Dr. Good said he had no regrets about leaving Rhodesia. "I'm pleased to be going," he said. "This is about the best thing the Rhodesian Government could have given me." Dr. Good has worked at the University for the last year. Miss. Barnes, who's been there since March, said she had no misgivings about leaving Rhodesia.
Later, Dr. Good said teaching staff in his department had stopped giving classes after police were called onto the campus and 150 students arrested. More than 100 African students at the University were given jail sentences last month following a riot on the campus on August 7th. Dr. Good insisted that the University of Rhodesia was not a multiracial institution. He said black students and staff did not have an equal role with white people at the University.

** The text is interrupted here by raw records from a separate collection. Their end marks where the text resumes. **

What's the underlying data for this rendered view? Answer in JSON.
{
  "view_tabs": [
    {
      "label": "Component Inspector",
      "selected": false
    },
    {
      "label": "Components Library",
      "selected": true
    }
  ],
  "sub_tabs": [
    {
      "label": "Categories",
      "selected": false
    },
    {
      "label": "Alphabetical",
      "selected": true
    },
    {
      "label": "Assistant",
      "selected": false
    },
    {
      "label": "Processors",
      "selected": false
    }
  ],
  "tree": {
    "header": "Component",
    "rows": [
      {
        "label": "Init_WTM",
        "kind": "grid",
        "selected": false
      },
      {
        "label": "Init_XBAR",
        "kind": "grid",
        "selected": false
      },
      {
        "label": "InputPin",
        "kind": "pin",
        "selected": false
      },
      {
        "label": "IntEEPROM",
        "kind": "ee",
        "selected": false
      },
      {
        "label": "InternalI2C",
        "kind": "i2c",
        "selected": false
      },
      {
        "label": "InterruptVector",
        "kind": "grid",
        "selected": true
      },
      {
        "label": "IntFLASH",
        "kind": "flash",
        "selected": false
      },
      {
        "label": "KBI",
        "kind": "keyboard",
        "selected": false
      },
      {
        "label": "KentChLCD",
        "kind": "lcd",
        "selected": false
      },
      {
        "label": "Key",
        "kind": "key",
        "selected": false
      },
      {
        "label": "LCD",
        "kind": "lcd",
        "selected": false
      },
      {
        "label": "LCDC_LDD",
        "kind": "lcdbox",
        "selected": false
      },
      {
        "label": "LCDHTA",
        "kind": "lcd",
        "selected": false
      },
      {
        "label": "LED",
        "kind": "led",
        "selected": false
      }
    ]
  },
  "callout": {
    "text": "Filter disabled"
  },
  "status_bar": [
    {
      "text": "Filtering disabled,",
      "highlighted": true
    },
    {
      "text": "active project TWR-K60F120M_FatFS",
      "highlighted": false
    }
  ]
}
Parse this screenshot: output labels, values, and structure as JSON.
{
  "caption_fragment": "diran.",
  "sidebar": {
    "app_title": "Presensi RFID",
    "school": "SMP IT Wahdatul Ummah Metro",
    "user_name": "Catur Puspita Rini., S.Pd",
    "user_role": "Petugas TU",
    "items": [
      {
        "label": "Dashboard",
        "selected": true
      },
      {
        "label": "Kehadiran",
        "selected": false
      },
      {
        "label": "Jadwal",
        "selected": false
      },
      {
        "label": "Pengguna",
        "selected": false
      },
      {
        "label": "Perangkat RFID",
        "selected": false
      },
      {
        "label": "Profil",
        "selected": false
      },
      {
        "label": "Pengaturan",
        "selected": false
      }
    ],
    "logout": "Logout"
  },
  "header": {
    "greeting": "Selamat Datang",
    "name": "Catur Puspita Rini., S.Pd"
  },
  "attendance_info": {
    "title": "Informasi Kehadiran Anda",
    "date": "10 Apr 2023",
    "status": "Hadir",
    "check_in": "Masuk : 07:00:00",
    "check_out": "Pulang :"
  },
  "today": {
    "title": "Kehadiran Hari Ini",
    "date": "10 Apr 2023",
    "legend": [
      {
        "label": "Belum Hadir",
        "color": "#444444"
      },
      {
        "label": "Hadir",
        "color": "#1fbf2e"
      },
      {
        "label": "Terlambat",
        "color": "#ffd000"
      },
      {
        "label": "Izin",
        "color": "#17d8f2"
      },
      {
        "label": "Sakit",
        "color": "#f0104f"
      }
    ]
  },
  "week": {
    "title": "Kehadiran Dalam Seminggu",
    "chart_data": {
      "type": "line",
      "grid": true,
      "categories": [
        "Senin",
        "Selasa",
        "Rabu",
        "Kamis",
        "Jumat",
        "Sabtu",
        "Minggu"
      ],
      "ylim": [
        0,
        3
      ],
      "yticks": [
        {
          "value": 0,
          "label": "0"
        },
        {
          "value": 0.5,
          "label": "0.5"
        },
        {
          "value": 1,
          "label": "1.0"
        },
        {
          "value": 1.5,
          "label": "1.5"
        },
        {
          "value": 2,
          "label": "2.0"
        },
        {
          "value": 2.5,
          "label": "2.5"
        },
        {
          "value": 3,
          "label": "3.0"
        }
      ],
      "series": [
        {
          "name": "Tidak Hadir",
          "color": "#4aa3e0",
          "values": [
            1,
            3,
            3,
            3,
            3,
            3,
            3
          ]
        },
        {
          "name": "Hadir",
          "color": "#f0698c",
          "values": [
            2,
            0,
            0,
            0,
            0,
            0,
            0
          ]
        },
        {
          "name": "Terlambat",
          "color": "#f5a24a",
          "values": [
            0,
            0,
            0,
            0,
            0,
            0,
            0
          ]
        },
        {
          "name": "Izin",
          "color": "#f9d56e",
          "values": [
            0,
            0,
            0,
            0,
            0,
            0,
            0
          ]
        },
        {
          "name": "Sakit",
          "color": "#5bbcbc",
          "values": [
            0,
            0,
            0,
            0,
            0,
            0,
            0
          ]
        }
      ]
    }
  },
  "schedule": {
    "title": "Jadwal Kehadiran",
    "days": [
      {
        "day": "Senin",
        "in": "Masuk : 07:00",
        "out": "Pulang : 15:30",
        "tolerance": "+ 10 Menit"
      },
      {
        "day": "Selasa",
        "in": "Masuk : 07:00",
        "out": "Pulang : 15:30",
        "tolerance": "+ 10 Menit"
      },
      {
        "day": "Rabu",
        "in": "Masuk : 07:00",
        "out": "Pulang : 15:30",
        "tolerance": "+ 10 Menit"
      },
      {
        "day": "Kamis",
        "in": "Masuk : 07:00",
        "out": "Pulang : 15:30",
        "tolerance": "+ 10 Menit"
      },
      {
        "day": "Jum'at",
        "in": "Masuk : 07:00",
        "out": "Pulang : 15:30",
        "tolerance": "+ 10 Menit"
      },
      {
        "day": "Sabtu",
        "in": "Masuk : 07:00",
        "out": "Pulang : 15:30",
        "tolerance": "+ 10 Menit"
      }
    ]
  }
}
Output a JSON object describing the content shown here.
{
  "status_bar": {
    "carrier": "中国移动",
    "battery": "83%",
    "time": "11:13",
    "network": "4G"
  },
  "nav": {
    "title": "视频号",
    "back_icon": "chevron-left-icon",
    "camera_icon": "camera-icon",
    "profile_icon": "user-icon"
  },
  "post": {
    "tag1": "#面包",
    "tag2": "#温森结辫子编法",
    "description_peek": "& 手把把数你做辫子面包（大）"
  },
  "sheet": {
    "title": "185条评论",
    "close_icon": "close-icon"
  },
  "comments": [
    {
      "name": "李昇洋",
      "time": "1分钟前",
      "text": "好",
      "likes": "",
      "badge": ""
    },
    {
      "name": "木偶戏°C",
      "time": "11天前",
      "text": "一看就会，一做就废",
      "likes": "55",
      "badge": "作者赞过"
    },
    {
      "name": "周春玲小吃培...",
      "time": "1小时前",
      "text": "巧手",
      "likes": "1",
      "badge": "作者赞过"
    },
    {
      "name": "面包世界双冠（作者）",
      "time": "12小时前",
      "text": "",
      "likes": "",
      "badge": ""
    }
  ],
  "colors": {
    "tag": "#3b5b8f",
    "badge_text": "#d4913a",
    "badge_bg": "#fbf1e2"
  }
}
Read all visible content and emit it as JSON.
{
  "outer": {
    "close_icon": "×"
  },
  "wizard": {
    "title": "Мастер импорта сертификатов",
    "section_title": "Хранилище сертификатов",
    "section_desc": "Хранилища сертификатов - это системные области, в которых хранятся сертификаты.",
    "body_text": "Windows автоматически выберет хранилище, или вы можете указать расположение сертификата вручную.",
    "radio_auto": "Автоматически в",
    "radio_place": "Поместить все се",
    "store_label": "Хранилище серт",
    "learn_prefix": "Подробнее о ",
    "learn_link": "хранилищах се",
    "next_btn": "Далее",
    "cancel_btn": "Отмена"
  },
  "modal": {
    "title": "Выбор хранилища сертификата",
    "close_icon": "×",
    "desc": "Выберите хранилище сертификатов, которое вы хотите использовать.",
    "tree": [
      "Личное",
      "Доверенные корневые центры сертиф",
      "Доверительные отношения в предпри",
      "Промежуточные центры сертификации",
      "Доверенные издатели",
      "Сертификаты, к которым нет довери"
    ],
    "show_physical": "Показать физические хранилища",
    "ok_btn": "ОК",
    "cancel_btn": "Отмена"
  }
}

THIS FILM INCLUDES AN INTERVIEW BETWEEN DR. GOOD AND REPORTER ROBERT DUNCAN. A TRANSCRIPTION APPEARS BELOW.